VERDICT: This is a wonderfully smooth and delicious rum but lack complexity in my opinion.

  (8/10)

Review: TOMINTOUL Peaty Tang – #65 hit

“The gentle dram”, it says on the bottle! I couldn’t agree more.tomintoul-peaty-tang-whisky

The Tomintoul distillery is mostly known for producing whisky for various blends and personally I had never heard about it before accidentally stumbling into it on a whisky run to Germany. Originally released in 2007 Tomintoul Peaty Tang uses peated malted barley which is pretty unusually in the Speyside Glenlivet region. I had my doubts with this one, primarily because I have never tasted a good peaty smoky whisky outside Islay before. Would this be the exception? Well yes and no.

To me Peaty Tang is better than most young none-Islay whiskies. But I am also a sucker for everything that tastes like bonfire, seaweed, peat, ocean yeah you get the point. BUT it does not qualify into my top 10, mainly because it is too light-bodied and watery. I prefer them thick, strong and complex. Peaty Tang is just the opposite. Still this makes it a great everyday drink and as I said I do prefer it over many other whiskies.

VERDICT: Tomintoul Peaty Tang is a great entry into the world of peaty smoky whiskies and at its price definitely recommendable. Pros: easy to drink, peaty, and the nose is amazing. Cons: a bit watery, very short finish, one dimensional.

  (6.7/10)

Review: JIM BEAM Red Stag Black Cherry – #64 hit

Where I come from Cherry Coke and Dr. Pepper is not very popular. I only know one person who actually like that stuff and that is me. Why that is I don’t know but I have always had a thing for cherry flavored drinks. So naturally I had to try Jim Beam’s Red Stag.jim-beam-red-stag
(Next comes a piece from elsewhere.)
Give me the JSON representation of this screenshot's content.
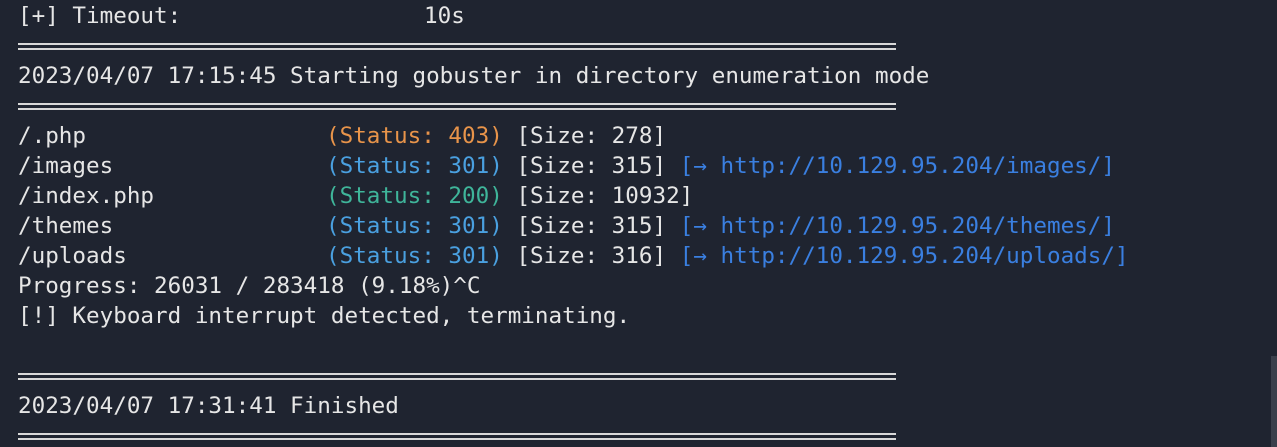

My first thought was “this must be the most viscous whiskey on the market”. You can almost chew on it! Also you don’t think of whiskey drinking it. Instead of whiskey I would more describe it as melted caramel mixed with sugar and dried red fruits. The traditional bourbon taste is almost absent and has been replaced by black cherry and heaps of glucose. Don’t get me wrong I like sugary stuff but Red Stag really tests my limit. If I was drinking it on the rocks without knowing what it was I would have put it at around 30% abv certainly not 40%. It is so unbelievably smooth. No wonder it is trying to target the female audience.

Disregarding the fact that Red Stag does not really taste like traditional bourbon, I love it. Maybe a bit too sugary but if you keep to a few glasses it should be fine. There is no question about it, I like this bourbon for the same reasons I like Cherry Coke and Dr. Pepper; It is sweet and tastes like cherries.

Red Stag was launched in 2009 and last year Jim Beam came out with two more natural flavored bourbons: Red Stag Honey Tea and Red Stag Spiced. Maybe it is about time to try them as well.

VERDICT: Even though Red Stag never intended to impress whisky enthusiasts like myself I am slightly impressed. However the sugary notes quickly become too overwhelming so my advice is to drink small amounts at a time.

  (6.9/10)